  • Can you tell us a bit about the process of signing a new client at your agency?

Generally the signing process at PFD is pretty routine. An agent reads your sample and requests the full manuscript, and then we will organise either a meeting or a call to discuss your manuscript and a strategy plan, and offer representation if this discussion goes well.

I always prefer to meet my clients in person before I offer representation, but sometimes this isn’t possible for travel accessibility reasons. During this meeting or phone call, I will give prospective clients specific feedback on their work, and highlight any big changes that I’d like them to implement if we decide to work together. Sometimes my vision for a client’s work doesn’t match their vision, so I think it’s important to be upfront about editorial work. I also generally talk through the support we offer as an agency, and all our different departments.

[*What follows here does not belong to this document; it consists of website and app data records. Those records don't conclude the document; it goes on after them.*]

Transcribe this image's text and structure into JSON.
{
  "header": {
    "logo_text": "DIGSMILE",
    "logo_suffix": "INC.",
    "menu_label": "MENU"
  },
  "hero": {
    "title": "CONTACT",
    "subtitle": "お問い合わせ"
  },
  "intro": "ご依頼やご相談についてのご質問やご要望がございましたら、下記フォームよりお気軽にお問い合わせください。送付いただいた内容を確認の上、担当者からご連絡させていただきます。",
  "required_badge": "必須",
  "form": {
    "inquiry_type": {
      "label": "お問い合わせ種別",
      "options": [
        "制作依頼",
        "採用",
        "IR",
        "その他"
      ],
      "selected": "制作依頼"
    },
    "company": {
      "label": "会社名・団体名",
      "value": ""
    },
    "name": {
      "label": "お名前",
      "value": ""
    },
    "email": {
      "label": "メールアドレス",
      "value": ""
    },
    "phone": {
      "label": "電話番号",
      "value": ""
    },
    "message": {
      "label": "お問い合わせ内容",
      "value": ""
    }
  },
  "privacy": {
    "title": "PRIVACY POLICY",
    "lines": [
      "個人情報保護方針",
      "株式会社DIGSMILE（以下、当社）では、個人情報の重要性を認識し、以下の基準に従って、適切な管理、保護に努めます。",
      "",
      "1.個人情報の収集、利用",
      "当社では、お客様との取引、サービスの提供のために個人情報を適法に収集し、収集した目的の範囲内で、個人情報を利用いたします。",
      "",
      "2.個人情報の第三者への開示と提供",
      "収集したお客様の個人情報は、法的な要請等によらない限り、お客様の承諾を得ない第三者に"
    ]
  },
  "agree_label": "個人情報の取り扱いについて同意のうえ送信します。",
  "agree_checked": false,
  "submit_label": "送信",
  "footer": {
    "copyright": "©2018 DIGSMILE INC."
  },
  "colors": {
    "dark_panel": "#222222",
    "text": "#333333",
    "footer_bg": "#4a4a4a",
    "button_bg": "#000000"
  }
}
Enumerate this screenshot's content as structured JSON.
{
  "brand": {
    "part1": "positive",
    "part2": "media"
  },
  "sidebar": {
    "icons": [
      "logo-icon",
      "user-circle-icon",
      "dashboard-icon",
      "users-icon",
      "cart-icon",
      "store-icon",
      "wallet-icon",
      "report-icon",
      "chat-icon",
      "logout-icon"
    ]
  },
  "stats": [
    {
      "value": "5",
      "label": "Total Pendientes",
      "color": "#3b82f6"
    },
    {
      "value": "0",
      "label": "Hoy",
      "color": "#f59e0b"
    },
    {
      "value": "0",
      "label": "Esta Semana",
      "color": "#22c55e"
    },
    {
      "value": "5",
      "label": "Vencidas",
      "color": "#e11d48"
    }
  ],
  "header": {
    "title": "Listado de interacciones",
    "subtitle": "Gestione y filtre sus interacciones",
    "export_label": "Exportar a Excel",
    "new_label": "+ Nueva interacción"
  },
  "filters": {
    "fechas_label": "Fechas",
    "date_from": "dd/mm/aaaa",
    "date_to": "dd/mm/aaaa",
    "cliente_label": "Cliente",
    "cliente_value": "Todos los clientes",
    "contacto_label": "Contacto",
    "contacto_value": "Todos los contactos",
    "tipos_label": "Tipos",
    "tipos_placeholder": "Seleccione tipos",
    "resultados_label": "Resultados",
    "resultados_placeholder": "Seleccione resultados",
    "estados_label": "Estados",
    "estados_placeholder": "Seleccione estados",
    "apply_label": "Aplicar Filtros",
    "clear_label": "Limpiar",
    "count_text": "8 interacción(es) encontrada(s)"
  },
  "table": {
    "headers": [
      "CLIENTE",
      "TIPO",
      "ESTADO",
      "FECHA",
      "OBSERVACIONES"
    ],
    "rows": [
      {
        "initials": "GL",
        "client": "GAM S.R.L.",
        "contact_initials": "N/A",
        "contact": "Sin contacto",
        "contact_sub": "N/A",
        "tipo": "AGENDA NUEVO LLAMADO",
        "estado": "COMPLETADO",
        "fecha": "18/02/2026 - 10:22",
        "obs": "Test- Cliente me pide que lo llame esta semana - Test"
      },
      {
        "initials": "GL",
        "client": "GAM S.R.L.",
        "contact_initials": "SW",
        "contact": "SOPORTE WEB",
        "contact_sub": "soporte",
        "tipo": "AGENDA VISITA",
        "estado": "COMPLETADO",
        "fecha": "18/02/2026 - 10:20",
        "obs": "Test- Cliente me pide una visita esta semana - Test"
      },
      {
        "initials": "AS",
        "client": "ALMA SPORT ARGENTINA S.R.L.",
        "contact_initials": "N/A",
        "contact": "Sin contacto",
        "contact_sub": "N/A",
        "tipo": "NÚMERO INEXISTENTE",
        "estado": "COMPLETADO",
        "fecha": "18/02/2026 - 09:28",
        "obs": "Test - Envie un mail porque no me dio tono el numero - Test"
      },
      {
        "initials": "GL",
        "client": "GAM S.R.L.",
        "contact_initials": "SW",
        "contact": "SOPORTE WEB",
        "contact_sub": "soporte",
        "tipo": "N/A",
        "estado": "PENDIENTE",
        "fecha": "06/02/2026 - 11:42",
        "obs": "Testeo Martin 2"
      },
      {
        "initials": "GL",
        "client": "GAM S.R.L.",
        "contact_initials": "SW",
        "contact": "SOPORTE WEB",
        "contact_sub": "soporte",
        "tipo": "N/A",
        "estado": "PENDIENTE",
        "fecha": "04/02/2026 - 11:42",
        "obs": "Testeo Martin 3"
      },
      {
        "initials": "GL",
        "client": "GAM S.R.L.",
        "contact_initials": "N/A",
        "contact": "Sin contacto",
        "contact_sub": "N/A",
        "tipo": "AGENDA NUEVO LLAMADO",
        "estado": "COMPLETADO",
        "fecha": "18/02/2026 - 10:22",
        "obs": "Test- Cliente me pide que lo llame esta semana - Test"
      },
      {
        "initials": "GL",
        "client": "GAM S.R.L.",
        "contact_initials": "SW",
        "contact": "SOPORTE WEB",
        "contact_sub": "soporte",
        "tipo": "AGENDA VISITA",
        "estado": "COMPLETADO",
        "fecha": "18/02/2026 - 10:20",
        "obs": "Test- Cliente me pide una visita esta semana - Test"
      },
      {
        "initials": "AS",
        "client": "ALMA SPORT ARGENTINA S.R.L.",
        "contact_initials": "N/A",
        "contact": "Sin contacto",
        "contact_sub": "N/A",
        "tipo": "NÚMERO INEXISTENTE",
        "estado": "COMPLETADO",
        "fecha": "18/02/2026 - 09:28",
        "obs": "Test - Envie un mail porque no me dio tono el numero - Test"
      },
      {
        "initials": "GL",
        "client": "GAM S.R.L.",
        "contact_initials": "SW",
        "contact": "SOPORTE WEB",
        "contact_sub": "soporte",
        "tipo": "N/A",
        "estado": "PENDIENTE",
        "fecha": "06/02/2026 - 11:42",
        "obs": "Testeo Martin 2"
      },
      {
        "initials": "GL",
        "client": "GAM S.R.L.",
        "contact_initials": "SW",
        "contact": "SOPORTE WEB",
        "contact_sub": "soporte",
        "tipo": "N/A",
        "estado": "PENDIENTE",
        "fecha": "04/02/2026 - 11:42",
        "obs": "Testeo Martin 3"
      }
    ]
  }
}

When I offer representation I always advise potential clients to go away and think about it for a few days – signing with an agent is a big decision, and hopefully the beginning of a long partnership, so is not a decision to be made lightly!

  • What’s on your agent wish list at the moment? What submissions would you love to see in your inbox?

In general terms, I would love to see more middle grade submissions, and fiction aimed at 5-8 year olds. The majority of my submissions are either YA and picture books, and while these are two markets that I’m very passionate about I would love more of a variety! More specifically, I am always on the lookout for commercial stories with queer protagonists, and stories that are inclusive of diverse and minority voices without this necessarily being the focus of the book (particularly in more traditionally conservative genres like fantasy). That said, I am really hungry for new submissions at the moment, and I would always advise to write what you’re passionate about, and not be tied down by trends or briefs!

 

For details on how to submit your manuscript to Lucy, click here.

You can also sign up to Aisha and Lucy’s Preparing for Submission course here, which starts Monday 13th January.